If any of this sounds familiar, it only means is that you too have a pattern of thinking that causes you to identify yourself as the victim. But vulnerability and the gift of imperfection can actually set you free. It’s as simple as knowing you are worthy, you are deserving, you’re not perfect, and that’s just fine. And hey, sometimes you make mistakes, and shit happens.
So take some time to answer some really critical questions, “Where am I unwilling to feel my emotions? Where am I avoiding it? What dreams aren’t I pursuing because I think I can’t, or is something stopping me? Who am I blaming for how I feel? When I feel anger, who am I blaming? When I feel sadness, who am I blaming? Am I blaming myself? Am I blaming other people?”
Then challenge yourself and ask when you’re in feeling defensive or justified, “Am I being vulnerable and open and willing to feel whatever comes up, and knowing that when that emotion comes up, I can feel it all the way through and I identify the thought pattern that is causing it. I can take a hundred percent of the responsibility for how I feel. I can feel vulnerable, and that’s ok.”

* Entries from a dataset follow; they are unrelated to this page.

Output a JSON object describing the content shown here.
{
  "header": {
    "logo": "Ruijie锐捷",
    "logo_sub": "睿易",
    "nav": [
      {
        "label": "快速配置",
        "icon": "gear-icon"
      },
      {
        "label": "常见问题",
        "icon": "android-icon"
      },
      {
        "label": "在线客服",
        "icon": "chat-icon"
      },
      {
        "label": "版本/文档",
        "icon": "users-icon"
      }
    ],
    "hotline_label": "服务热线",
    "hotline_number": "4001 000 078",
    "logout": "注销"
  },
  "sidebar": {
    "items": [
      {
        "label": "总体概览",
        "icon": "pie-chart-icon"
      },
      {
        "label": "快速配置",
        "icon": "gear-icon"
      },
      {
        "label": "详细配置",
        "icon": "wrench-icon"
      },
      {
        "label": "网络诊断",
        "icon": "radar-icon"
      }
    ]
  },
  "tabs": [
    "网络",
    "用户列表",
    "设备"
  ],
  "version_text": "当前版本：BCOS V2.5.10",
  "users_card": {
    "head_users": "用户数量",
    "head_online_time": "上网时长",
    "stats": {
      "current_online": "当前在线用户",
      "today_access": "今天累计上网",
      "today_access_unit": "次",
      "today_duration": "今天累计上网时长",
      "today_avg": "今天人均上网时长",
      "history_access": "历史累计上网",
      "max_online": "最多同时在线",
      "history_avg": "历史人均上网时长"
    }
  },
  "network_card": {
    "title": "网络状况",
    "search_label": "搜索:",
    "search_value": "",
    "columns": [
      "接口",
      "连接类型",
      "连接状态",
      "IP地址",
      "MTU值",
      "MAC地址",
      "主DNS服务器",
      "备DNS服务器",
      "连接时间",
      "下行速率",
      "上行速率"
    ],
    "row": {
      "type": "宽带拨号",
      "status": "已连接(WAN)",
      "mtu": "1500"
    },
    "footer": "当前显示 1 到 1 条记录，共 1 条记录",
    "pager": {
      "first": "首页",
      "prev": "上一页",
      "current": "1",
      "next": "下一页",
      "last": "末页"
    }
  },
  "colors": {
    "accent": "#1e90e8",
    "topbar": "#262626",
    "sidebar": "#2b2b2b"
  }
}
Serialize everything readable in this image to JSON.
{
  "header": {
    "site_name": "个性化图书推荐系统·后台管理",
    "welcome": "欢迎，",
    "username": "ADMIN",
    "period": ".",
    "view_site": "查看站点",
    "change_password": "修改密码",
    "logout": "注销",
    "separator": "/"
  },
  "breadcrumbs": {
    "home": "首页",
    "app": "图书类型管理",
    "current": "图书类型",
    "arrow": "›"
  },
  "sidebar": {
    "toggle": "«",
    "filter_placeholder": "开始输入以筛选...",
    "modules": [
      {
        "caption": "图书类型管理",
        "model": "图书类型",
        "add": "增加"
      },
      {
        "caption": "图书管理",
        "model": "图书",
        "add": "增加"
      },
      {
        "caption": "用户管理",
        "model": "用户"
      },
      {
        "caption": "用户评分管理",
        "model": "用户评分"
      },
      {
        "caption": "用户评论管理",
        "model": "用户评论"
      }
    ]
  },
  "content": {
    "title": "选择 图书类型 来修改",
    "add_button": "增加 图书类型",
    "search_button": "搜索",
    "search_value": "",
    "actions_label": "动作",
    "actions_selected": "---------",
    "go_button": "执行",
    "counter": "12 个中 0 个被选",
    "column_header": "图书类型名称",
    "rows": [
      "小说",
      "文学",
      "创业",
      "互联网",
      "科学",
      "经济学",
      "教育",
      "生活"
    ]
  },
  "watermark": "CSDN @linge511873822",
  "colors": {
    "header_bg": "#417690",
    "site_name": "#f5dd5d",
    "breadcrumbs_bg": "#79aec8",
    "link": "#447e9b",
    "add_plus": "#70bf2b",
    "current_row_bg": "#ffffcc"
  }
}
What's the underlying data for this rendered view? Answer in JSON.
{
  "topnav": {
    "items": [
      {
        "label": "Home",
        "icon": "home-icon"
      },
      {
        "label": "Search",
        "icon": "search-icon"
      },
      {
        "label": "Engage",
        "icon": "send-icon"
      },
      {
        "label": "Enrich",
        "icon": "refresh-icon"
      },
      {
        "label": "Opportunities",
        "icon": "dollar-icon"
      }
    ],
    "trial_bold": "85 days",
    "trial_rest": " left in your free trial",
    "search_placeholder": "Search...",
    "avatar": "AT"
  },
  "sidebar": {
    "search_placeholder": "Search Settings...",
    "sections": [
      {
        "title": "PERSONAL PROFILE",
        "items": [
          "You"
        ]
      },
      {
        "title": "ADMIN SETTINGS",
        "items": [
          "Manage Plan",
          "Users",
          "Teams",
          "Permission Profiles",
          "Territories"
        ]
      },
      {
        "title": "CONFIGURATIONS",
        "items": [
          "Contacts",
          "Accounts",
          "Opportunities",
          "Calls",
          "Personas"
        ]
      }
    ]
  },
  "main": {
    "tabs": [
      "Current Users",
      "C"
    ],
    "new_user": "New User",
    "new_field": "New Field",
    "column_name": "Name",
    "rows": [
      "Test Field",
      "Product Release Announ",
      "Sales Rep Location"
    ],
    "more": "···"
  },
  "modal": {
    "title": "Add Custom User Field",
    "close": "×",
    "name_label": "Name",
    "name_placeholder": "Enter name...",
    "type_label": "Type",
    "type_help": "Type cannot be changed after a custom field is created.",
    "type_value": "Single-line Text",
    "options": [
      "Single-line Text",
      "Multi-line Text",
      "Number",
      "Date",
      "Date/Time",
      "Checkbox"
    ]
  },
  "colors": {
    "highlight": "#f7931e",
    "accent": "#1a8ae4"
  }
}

If we would stop trying to hide from our emotions, from fear or feelings of unworthiness, and stop blaming others, we’ll no longer have to feel like a victim.
That is the gift of imperfection and the magic of vulnerability. It’s also the pathway to seeing what’s possible in our lives and careers and going out there and getting it. So if you don’t believe it, listen back over the career rebel conversations this season, and I think you’ll learn to believe.
Until next time Rebels, have an amazingly rebellious and vulnerable week!